LONDON (Reuters) - World shares slid to their lowest level in more than a month and emerging markets fell for the fourth straight day on Tuesday, as concerns about an expected cut in U.S. stimulus and related gains in bond yields escalated.

U.S. stock index futures, however, signaled a steadier tone ahead on Wall Street - after major indexes posted their longest losing streaks of the year on Tuesday - helping drag many markets off their lows. .N .DJI

Europe's main stock markets .FTEU3 were down 0.8 percent by midday, near a two-week low, while emerging stocks .MSCIEF fell 1.3 percent to trade at a five-week low, though both indexes had recovered slightly during the morning session.

The selling has been the result of rising expectations that the U.S. Federal Reserve will start winding down its $85 billion-a-month support program next month. The prospect has driven up bond market borrowing costs, which in turn has sparked a move away from the riskier assets that have soared over the last few years thanks to the extra liquidity.

The pressure is unlikely to be alleviated ahead of Wednesday's release of minutes from the most recent Fed meeting, which investors will be scouring for fresh hints on when the process may begin. <US/>

Ahead of their release, though, the relentless rise in U.S. government bonds yields, which sent benchmark 10-year debt to a two-year high of 2.9 percent on Monday, has slowed down slightly. The benchmark 10-year note yield had edged down to 2.88 percent ahead of the U.S. start.

As has been the recent pattern, German government bonds, Europe's equivalent benchmark, moved in lock step with yields, easing to 1.87 percent after topping 1.9 percent a day earlier.

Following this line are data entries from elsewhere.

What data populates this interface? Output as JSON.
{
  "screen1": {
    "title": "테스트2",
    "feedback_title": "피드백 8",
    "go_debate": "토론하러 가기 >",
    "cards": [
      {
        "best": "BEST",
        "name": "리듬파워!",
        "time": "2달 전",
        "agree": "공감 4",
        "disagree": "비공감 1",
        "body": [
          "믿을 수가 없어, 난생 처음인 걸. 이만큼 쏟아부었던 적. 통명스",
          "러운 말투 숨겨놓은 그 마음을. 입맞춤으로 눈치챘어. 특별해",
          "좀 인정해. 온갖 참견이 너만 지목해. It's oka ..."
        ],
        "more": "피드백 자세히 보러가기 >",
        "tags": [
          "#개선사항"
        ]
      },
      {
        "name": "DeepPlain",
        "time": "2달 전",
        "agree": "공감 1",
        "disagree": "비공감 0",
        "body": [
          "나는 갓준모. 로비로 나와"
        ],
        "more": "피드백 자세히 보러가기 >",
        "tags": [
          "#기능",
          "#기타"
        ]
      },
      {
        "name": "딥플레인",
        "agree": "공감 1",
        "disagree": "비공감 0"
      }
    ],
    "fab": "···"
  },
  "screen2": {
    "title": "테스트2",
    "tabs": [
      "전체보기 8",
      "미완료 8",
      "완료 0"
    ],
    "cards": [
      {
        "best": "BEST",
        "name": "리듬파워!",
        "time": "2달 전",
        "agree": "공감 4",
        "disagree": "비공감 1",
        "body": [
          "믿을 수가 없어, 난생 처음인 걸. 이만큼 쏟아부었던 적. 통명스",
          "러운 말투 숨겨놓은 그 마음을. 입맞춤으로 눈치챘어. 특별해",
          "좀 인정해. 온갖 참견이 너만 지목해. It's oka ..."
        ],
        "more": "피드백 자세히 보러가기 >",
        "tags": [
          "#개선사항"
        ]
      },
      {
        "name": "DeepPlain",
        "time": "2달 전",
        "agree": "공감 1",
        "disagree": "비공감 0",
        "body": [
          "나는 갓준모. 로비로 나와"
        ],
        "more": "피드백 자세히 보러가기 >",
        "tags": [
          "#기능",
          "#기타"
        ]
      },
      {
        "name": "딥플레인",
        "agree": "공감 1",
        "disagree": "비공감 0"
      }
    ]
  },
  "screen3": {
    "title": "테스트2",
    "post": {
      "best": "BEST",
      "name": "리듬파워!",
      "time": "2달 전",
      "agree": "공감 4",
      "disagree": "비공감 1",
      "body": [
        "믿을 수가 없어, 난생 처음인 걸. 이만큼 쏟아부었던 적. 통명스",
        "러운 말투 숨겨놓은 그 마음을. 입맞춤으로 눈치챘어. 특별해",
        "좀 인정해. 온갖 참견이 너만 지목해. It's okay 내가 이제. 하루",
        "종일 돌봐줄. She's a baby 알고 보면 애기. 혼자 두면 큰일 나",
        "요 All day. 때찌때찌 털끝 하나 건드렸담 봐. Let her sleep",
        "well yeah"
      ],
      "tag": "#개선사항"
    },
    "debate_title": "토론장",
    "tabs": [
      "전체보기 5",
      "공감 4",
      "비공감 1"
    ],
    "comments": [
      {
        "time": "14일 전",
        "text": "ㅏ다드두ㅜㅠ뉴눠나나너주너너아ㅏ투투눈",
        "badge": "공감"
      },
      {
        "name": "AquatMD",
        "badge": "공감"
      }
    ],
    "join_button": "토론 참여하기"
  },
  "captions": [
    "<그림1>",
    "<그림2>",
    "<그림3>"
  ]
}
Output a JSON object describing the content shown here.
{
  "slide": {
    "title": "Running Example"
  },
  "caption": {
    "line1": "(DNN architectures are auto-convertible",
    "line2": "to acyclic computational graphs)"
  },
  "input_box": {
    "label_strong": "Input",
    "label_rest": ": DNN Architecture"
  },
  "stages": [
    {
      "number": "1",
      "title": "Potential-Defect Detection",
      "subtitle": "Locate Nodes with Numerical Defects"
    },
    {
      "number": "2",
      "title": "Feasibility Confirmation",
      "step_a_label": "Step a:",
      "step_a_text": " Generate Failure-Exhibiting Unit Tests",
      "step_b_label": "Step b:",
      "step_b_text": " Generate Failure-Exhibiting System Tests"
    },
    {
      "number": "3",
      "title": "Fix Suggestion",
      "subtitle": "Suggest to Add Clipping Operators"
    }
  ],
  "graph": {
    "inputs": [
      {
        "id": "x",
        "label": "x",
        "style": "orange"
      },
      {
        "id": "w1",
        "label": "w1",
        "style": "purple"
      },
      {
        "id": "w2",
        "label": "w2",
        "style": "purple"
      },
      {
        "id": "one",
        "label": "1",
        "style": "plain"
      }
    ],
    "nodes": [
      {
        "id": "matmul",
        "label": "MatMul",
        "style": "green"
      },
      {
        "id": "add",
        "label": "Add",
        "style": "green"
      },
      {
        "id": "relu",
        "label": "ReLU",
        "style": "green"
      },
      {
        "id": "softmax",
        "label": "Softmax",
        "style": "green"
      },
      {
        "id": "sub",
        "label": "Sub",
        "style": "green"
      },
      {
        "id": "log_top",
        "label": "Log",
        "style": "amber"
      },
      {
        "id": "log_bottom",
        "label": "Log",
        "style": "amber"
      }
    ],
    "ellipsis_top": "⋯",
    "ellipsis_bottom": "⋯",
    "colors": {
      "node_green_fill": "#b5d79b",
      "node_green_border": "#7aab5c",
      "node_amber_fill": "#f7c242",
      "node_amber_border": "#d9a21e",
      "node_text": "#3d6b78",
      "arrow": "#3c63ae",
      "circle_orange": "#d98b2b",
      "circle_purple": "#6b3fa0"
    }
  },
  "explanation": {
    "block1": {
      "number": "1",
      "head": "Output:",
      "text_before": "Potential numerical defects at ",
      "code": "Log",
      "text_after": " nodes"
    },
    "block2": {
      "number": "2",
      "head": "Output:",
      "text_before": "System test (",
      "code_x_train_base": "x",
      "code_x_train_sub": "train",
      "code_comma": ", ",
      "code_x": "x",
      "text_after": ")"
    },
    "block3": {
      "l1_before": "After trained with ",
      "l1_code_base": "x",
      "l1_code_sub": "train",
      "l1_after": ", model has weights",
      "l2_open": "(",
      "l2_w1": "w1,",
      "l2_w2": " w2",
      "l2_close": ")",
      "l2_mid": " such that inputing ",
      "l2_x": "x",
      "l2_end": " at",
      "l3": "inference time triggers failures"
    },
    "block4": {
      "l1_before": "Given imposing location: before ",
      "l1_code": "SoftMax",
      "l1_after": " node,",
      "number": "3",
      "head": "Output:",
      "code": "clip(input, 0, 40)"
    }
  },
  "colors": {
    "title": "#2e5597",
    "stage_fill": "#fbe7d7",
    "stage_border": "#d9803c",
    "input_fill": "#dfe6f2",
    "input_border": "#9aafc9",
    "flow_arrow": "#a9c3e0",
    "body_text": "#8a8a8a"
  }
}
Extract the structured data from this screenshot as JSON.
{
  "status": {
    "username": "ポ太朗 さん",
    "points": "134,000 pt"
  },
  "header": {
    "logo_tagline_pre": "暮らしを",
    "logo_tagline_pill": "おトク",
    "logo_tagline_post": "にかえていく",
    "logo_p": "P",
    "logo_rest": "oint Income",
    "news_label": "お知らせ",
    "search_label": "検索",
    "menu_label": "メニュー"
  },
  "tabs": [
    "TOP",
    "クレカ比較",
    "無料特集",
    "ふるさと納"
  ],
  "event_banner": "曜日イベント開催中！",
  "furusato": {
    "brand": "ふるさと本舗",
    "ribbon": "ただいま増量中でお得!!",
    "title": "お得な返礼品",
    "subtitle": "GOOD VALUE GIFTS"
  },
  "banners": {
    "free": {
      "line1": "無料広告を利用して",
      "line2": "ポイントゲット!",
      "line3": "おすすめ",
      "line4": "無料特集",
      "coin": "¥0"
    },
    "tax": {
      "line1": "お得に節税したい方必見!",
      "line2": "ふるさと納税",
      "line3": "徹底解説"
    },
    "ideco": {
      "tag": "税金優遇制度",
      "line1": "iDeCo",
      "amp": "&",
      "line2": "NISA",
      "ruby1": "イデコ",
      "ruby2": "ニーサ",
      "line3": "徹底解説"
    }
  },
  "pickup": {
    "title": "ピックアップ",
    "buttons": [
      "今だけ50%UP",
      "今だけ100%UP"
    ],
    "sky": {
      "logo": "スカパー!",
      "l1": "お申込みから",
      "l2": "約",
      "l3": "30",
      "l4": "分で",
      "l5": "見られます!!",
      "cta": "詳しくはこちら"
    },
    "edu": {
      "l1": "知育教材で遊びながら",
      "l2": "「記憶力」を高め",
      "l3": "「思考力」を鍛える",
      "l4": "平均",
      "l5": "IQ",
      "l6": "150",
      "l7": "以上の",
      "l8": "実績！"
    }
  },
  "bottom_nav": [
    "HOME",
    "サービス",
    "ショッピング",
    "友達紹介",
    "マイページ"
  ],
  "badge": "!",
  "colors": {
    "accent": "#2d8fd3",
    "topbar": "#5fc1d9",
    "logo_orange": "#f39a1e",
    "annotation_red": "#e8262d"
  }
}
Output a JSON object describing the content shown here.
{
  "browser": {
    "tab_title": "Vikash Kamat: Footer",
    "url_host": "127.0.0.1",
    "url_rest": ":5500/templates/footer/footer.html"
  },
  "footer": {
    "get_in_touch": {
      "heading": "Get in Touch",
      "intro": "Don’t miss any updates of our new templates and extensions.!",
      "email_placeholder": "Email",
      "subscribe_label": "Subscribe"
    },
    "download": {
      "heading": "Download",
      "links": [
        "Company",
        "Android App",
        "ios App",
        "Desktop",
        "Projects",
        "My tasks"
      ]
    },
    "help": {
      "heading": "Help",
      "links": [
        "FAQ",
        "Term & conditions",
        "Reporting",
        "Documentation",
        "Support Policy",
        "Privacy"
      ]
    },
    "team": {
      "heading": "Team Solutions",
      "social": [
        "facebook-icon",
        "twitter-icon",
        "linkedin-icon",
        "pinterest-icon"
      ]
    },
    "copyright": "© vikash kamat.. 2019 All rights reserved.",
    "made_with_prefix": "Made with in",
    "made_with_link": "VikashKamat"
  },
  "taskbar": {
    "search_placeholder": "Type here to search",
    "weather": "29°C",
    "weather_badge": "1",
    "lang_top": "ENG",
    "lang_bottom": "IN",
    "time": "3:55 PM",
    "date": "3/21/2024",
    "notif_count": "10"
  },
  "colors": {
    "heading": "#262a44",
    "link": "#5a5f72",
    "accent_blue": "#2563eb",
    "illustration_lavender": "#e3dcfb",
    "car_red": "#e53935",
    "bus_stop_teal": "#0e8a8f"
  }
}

On European share markets, a 10.8 percent jump to 19.40 points in the Euro STOXX 50 Volatility Index indicated uncertainty over the near-term outlook, though the measure remained below its 2013 peak of 26.80 points.   Continued...

Workers speak above an electronic information board at the London Stock Exchange in the City of London January 2, 2013. REUTERS/Paul Hackett